The Zeitgeist has been tying its ectoplasm in knots lately about urban fantasy. Here’s Lilith Saintcrow, underdefining the genre in a recent guest column at Pat’s Hotlist (with a followup at her own site):
Chicks kicking ass. Well, leather-clad chicks kicking ass. Leather-clad chicks kicking ass in an urban environment where some form of “magic” is part of the world. There. That’s about it.
But that’s not all there is to it.
Certainly not, but that really may be the central genre-defining element. I was thinking about this while reading Justina Robson’s excellent Keeping It Real recently. The book kept reminding me of sword-and-planet–with the gender polarities reversed.
I was reading buckets of sword-and-planet last year (some of which I reviewed in this space) and it constantly occurred to me that the aboutness of these books is concerned with male identity: they present idealized images of the lone male adventurer. For Edgar Rice Burroughs, the idealized image was that of an immortal Virginia gentleman. For Robert E. Howard, a man somewhere midway between the barbarism he considered man’s natural state and the aspirations of human intellect. For Otis Adelbert Kline, he’s a down-on-his-luck member of the American aristocracy. For some other three-initialled author the idealized image might be somewhat different, but they share some core similarities.
This concentration on masculine adventure doesn’t, I think, mark sword-and-planet as a male-only genre. Women share a world with men, and are at least potentially interested in what they are up to (in reality and in imagination) and, of course, they may just like the adventure. It’s a fact, anyway, that some of the greatest sword-and-planet stories were written by a woman, Leigh Brackett. Her worlds, her characters, her stories are all more various than the genre norm, but the hero (or antihero) is almost invariably a man: she doesn’t write usually write about Jirel-in-space–although sometimes she does (e.g. “Black Amazon of Mars” novelized as People of the Talisman), and the results tend to be interesting.
Urban fantasy is strikingly parallel to sword-and-planet in that it plunges a sole woman into a world of exotic adventure, and its aboutness seems to be concerned with female identity. The concentration on one central figure is key to the similarity: in a recent fascinating discussion of urban fantasy, Carrie Vaughn complained that many of these books fail the Bechdel test. I’m not saying that’s not a problem, but it may tend happen because of the genre’s aboutness: ideals do not travel in herds. (On the other hand, in S&P and lots of genre fiction, men talk to men about subjects other than women–what we might call the anti-Bechdel test–so this is at best a partial explanation.)
After defining the genre and talking about some problems she sees with particular examples, CV goes on enrich her c.v. (as it were) with a brief analysis of the causes of urban fantasy, the social need it addresses.
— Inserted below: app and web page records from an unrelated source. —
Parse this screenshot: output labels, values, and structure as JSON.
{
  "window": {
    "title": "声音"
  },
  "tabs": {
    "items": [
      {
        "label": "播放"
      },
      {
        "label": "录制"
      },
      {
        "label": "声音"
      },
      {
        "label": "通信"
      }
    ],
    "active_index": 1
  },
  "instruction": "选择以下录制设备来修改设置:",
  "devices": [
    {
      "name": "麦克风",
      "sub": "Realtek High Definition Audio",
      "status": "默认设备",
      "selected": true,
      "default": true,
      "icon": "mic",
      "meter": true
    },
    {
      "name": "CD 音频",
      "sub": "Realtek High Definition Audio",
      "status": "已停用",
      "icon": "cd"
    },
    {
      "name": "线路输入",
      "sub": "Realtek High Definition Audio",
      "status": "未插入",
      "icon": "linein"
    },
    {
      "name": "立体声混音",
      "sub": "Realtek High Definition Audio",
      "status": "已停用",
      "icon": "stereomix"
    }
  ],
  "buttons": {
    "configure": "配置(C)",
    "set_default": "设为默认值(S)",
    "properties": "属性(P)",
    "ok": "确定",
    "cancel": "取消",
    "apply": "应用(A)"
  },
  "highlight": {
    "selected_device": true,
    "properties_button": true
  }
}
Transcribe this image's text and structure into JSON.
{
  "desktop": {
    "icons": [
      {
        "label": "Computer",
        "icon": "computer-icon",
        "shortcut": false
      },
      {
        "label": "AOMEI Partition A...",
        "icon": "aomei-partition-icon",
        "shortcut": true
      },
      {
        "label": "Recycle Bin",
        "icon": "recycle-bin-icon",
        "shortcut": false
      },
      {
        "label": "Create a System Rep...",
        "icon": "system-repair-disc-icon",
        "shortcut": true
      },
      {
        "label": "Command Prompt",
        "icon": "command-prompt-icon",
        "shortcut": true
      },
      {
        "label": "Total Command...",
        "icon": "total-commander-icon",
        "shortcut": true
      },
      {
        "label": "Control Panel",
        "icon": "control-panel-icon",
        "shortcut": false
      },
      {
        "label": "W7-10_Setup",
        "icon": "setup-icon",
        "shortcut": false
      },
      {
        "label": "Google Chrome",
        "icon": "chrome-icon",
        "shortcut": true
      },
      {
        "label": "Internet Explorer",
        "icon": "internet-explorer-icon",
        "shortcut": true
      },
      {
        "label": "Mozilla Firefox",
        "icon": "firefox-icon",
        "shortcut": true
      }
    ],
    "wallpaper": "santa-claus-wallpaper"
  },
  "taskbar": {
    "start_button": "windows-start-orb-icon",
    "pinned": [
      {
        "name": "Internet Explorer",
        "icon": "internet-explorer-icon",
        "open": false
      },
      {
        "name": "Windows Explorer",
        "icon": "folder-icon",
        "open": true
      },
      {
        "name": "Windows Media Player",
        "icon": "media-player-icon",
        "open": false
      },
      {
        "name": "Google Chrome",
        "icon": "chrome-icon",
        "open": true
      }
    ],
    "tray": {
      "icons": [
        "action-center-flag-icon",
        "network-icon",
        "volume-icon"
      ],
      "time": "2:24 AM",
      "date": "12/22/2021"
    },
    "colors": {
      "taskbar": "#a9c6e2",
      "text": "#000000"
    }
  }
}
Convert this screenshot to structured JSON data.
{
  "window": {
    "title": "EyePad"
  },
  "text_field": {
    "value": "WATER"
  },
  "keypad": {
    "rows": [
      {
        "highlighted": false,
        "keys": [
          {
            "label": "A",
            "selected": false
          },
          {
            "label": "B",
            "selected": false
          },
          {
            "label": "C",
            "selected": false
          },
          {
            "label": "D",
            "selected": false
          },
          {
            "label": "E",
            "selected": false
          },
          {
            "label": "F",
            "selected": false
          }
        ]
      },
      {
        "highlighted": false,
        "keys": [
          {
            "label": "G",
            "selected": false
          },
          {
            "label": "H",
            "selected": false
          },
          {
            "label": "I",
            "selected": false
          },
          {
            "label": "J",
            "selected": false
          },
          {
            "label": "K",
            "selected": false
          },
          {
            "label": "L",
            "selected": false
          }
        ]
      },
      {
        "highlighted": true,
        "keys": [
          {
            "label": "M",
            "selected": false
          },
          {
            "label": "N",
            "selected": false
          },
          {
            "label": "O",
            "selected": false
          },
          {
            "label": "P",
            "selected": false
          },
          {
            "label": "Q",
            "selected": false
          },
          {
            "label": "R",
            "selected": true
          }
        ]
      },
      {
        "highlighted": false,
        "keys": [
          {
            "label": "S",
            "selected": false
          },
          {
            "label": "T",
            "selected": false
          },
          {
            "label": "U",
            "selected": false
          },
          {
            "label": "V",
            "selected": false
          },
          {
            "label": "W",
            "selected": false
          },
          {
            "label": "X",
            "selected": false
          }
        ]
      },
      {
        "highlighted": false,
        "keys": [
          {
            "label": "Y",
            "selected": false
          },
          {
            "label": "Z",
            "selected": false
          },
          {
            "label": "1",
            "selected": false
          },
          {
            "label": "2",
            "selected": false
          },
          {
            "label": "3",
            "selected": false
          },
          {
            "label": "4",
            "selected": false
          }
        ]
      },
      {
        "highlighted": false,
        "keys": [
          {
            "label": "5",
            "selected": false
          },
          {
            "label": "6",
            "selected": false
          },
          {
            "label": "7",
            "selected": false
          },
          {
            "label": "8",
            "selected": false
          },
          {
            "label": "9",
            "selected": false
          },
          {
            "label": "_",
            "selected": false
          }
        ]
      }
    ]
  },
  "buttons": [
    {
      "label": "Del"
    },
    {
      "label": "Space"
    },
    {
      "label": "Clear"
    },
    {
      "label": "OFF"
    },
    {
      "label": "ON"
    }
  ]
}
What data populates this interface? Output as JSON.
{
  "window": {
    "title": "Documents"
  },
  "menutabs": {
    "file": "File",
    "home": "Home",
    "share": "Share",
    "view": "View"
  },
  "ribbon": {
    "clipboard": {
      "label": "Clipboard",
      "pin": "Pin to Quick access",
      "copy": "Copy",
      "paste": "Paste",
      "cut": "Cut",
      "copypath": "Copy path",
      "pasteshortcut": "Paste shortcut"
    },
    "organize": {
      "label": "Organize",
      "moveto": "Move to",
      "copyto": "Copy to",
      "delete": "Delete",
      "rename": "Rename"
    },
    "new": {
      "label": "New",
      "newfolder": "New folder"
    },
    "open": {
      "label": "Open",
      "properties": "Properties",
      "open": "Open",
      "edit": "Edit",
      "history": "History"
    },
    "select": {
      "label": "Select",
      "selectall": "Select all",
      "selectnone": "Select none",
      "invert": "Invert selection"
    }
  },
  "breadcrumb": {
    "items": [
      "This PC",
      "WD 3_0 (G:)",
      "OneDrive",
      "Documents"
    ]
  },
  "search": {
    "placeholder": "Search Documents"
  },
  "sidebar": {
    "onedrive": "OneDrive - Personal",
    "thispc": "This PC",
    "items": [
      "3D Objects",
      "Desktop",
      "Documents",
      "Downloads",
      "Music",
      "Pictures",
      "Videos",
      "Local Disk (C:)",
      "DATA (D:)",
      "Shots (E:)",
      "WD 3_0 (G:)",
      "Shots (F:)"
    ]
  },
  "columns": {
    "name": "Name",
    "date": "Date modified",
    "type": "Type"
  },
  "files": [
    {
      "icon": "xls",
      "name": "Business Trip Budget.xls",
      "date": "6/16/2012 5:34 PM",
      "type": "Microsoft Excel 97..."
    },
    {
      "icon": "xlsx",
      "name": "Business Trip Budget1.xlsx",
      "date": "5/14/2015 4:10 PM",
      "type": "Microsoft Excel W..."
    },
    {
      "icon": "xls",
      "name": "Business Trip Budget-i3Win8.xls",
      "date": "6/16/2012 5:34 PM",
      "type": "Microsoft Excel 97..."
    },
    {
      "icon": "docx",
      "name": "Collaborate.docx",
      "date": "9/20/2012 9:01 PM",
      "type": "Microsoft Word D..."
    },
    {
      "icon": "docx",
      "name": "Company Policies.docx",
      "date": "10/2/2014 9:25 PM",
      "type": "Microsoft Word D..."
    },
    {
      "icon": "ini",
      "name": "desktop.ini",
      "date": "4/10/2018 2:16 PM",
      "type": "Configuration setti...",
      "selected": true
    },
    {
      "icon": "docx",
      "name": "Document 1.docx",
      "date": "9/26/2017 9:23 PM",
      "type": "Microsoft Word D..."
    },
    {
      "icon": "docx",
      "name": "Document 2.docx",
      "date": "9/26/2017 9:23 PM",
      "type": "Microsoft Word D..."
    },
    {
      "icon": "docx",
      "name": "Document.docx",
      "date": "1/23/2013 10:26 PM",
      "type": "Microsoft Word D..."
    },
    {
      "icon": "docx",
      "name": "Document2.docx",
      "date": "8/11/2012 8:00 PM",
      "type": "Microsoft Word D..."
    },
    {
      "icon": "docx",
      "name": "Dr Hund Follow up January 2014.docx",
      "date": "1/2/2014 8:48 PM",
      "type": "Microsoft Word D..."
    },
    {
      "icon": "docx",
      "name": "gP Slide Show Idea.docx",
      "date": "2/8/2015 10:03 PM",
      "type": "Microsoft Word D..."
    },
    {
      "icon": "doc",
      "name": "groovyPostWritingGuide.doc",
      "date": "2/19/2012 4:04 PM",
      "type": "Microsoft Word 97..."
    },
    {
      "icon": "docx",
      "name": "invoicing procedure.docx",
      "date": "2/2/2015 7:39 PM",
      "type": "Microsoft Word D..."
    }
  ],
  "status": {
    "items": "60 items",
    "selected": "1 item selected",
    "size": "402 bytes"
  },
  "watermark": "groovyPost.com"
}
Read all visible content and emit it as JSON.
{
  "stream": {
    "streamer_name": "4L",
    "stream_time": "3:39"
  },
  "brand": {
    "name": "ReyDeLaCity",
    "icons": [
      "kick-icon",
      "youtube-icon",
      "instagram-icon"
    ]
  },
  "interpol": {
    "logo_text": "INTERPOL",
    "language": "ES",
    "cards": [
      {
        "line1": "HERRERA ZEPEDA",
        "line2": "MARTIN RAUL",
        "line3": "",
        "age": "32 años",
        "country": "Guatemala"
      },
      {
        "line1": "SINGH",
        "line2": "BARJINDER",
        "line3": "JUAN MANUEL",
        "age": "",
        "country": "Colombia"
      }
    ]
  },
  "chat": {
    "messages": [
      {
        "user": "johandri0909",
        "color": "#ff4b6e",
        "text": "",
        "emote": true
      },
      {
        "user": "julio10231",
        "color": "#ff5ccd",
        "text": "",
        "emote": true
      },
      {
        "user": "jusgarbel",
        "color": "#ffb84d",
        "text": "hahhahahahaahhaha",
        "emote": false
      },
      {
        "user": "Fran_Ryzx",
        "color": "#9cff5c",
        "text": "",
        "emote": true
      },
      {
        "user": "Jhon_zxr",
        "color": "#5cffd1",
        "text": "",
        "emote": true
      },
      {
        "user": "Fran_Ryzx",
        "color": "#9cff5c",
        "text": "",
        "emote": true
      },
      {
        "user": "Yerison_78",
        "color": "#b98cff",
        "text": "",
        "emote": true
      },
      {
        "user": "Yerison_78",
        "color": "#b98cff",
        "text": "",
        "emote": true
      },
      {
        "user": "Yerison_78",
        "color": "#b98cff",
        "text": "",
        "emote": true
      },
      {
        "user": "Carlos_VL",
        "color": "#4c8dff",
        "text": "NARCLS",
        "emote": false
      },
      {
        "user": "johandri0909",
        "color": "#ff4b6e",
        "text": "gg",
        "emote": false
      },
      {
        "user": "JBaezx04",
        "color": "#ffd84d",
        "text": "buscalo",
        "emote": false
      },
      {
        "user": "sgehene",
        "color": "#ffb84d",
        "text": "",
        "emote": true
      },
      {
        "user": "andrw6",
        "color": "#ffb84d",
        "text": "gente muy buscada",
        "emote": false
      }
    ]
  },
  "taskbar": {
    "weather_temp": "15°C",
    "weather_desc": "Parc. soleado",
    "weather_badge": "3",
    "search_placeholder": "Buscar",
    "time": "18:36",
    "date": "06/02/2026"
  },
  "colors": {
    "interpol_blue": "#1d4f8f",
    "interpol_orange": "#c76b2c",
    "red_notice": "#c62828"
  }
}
CV argues that “these books are symptomatic of an anxiety about women and power.” I think there’s something to this, but I think there may be more, and the aboutness of sword-and-planet (I almost wrote sword and plant) plays a role in my thinking.
There are lots of causes for the outburst of genre fiction in the first third of the 20th C., but I think (and I don’t claim the idea is original with me) one of them was the closing of the frontiers. It seems to me that, until the end of the 19th C., many American men (and many non-Americans who came to America) had as part of their self-image a certain untamed wildness. If things got too bad, if some benign yet overbearing Widow Douglas tried too hard to “sivilize” him, he could always “light out for the territory.” Some did; most did not; but while that potential was there it seems to have formed the American popular image of what it is to be a man. Then, relatively suddenly, there was no “frontier” anymore; there was only Nebraska. You cannot escape from the Widow Douglas by moving to Nebraska; she (or her equivalent) is already there. Much genre fiction–including S&P–gives a place (if only an imaginary one) to this image of the American man as a noble savage (sometimes with more emphasis on the savagery, other times on the nobility).
The cultural stress that generates the flood of urban fantasy is different, but no less far-reaching. The women’s movement shattered traditional notions of what it is to be a woman–the roles and activities appropriate to women. And a good job, too: you won’t hear me complaining about it. But traditional gender roles were convenient because they give people a map with which to negotiate the chaotic territory of human relations. If the old map doesn’t work, some thinking and exploring are needed to create a new one (or maybe a set of new ones). That’s what I see happening with urban fantasy: its aboutness is part of the culture-wide redefinition of female identity. This includes issues of power but isn’t restricted to them.
Also, it has leather-clad chicks kicking ass. I call that a win-win.